Blood Play Wraps WTF Season
Schlock of the New
By: Charles Giuliano - Aug 09, 2013
Written by Hannah Bos and Paul Thureen
Directed and Developed by Oliver Butler
Made by The Debate Society
Scenic Design, Laura Jellinek; Costume Design, Sydney Maresca; Lighting, Mike Riggs; Sound, Ben Truppin-Brown and M. L. Dogg
Cast: Hannah Bos, Michael Cyril Creighton, Emma Galvin, Birgit Huppuch,
Hanlon Smith-Dorsey, Paul Thureen
Williamstown Theatre Festival
August 7-18, 2013
Modernism and its cutting edge, the avant-garde, fizzled during the post war 1950s in a transition from victory over fascism to an era of pervasive American influence, consumerism and materialism. During a time of the Red Scare, The Iron Curtain, The Cold War, nuclear proliferation, and McCarthyism the majority of Americans were conservative, racist, sexist and numbingly intolerant.
It was also a period of aesthetic ferment with the Beats, Bop, Birth of the Cool, Jackson Pollock, Rock and Roll, Elvis, Brando, and James Dean.
The 1950s, in cultural theory, marked a transition to post modernism.
The notion of an avant-garde, what Robert Hughes defined as The Shock of the New no longer applied. It requires resistance to the establishment and mainstream. Since the 1960s the edge has become the center. The alleged avant-garde has become co-opted into The Schlock of the New.

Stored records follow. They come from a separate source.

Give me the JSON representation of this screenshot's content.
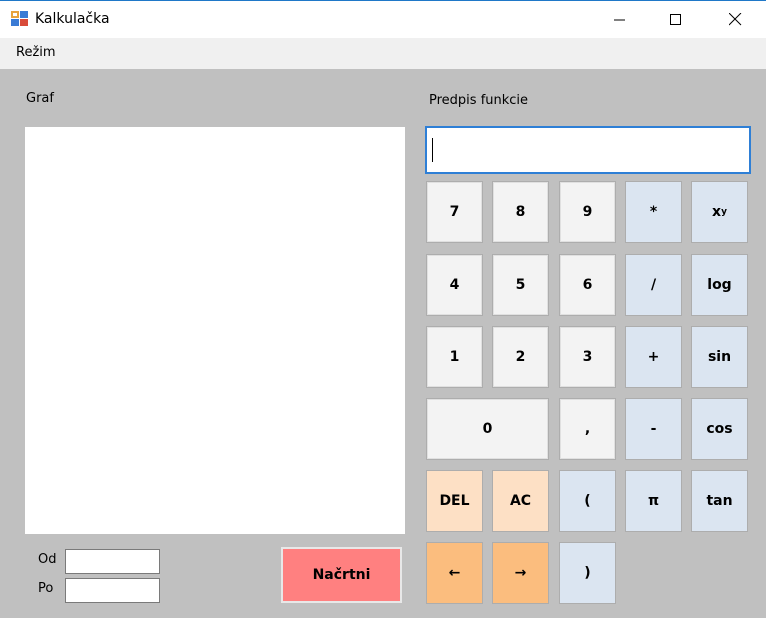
{
  "window": {
    "title": "Kalkulačka"
  },
  "menu": {
    "items": [
      "Režim"
    ]
  },
  "graph": {
    "label": "Graf"
  },
  "function": {
    "label": "Predpis funkcie",
    "value": ""
  },
  "range": {
    "from_label": "Od",
    "to_label": "Po",
    "from_value": "",
    "to_value": ""
  },
  "draw_button": "Načrtni",
  "keys": {
    "k7": "7",
    "k8": "8",
    "k9": "9",
    "mul": "*",
    "pow_base": "x",
    "pow_exp": "y",
    "k4": "4",
    "k5": "5",
    "k6": "6",
    "div": "/",
    "log": "log",
    "k1": "1",
    "k2": "2",
    "k3": "3",
    "plus": "+",
    "sin": "sin",
    "k0": "0",
    "comma": ",",
    "minus": "-",
    "cos": "cos",
    "del": "DEL",
    "ac": "AC",
    "lparen": "(",
    "pi": "π",
    "tan": "tan",
    "left": "←",
    "right": "→",
    "rparen": ")"
  },
  "colors": {
    "accent": "#2e7fd6",
    "draw": "#ff8080",
    "op": "#dbe5f1",
    "del": "#fde0c5",
    "arrow": "#fbbd7e"
  }
}
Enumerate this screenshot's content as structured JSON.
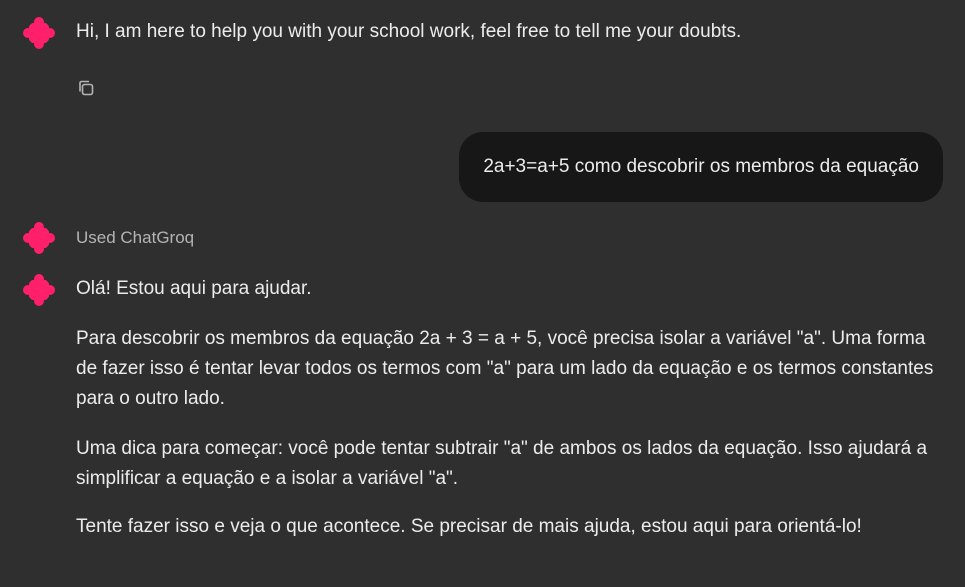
{
  "colors": {
    "background": "#2f2f2f",
    "bubble": "#171717",
    "text": "#ececec",
    "muted": "#b4b4b4",
    "brand": "#ff1f6b"
  },
  "messages": {
    "greeting": "Hi, I am here to help you with your school work, feel free to tell me your doubts.",
    "user_question": "2a+3=a+5 como descobrir os membros da equação",
    "tool_status": "Used ChatGroq",
    "reply": {
      "p1": "Olá! Estou aqui para ajudar.",
      "p2": "Para descobrir os membros da equação 2a + 3 = a + 5, você precisa isolar a variável \"a\". Uma forma de fazer isso é tentar levar todos os termos com \"a\" para um lado da equação e os termos constantes para o outro lado.",
      "p3": "Uma dica para começar: você pode tentar subtrair \"a\" de ambos os lados da equação. Isso ajudará a simplificar a equação e a isolar a variável \"a\".",
      "p4": "Tente fazer isso e veja o que acontece. Se precisar de mais ajuda, estou aqui para orientá-lo!"
    }
  },
  "icons": {
    "assistant_avatar": "assistant-logo-icon",
    "copy": "copy-icon"
  }
}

The Debate Society which has performed Blood Play to end the season of the Williamstown Theatre Festival is a part of the ubiquitous presence of experimental theatre. What, back in the day, one might have called the avant-garde.
That was then and this, alas, is now.
Youth, indeed must be served.
Even here in the Berkshires which is light years from Off Broadway, Off Off Broadway and Fringe, now and then, here in the provinces we get a taste of the edgy.
Much to the credit of WTF artistic director, Jenny Gersten, she has mandated at least one annual slot in a dominantly mainstream program for something pretty out there.
What’s not to like.
In the case of Blood Play, written by Hannah Bos and Paul Thureen, directed and developed by Oliver Butler, a lot actually.
It is an evening of experimental theatre more to be endured than enjoyed.
We are too inured of the cutting edge, however, to succumb to the trap of commenting on the relative merits of a production. That’s not really the point. The more outraged and upset, the greater we rant and kvetch, well, that may just bring a smile to the creators. They have poked us and, to their enormous satisfaction, we have winced and said ouch.
Too often that means an audience leaving the field of cultural assault and critical combat with the creators taking and holding the high ground. To become enraged at an evening that is an utter waste of time is simply to capitulate.
Caveat emptor. We have absorbed the lessons of modernism.
All too well we know that bad art can be really good art because of its coy irony. How then to define when bad art or theatre is just, well, bad?
Or in Hip Hop ergot “You bad man. You one bad ass muthafuggah.”
Which, is translated “Hey man, you way cool, dude, dig it ya’all.”
Having grown up as a teenager in the 1950s this play is less an amusing parody and more of a reprehensible travesty.
It bad man.
In notes for the play director and developer Butler states that “Making plays this way feels a little bit like archaeology because you’re unearthing these forms and things that you know have purpose, but you don’t know yet what it is. Through the process of writing and creating, we’re slowly uncovering that stuff.”
Taking Butler on his word that’s precisely the point. This is a play (dark comedy) which seems researched through Wikipedia with props acquired on E Bay. It might best be experienced on an I Phone and then shared through social media on Twitter and Facebook.
It lends itself more to a power point lecture about the ‘50s than an actual evening of theatre. Why bother to show up?
Yes, my parents did build a ranch house with a knotty pine paneled living room. (Not a finished basement as here.) They had cocktail parties where guests acted stupid, told terrible jokes, listed to Liberace, Perry Como, Lawrence Welk, Montovani, wore Maidenform bras, served snacks, smoked Lucky Strikes, drank Coca Cola, and played parlor games.
No I did not, like Ira (Emma Galvin), live in a tent in the back yard. Though I collected Straight Arrow cards from shredded wheat boxes and longed to camp out in the woods.
Some parts of this play were funny particularly in the beginning. But then got tedious fast.
This was another play about nothing. But not in the manner of Waiting for Godot or even Seinfeld. This is a play about nothing that means nothing.
So this is a bad review. Which may be good. Because that’s what they want. A bad review. They are after all The Debate Society. Which is good because people are talking about how bad it is. That may be bad because it is actually bad.
Which is good. Because everyone is talking about a play that’s so bad that you have to go see how bad it is.
Actually, I’m glad I saw it.
Then again it wasn’t really that bad. Just not very good.
If you’re going to put on a bad play it has to be really, really bad.
To be good.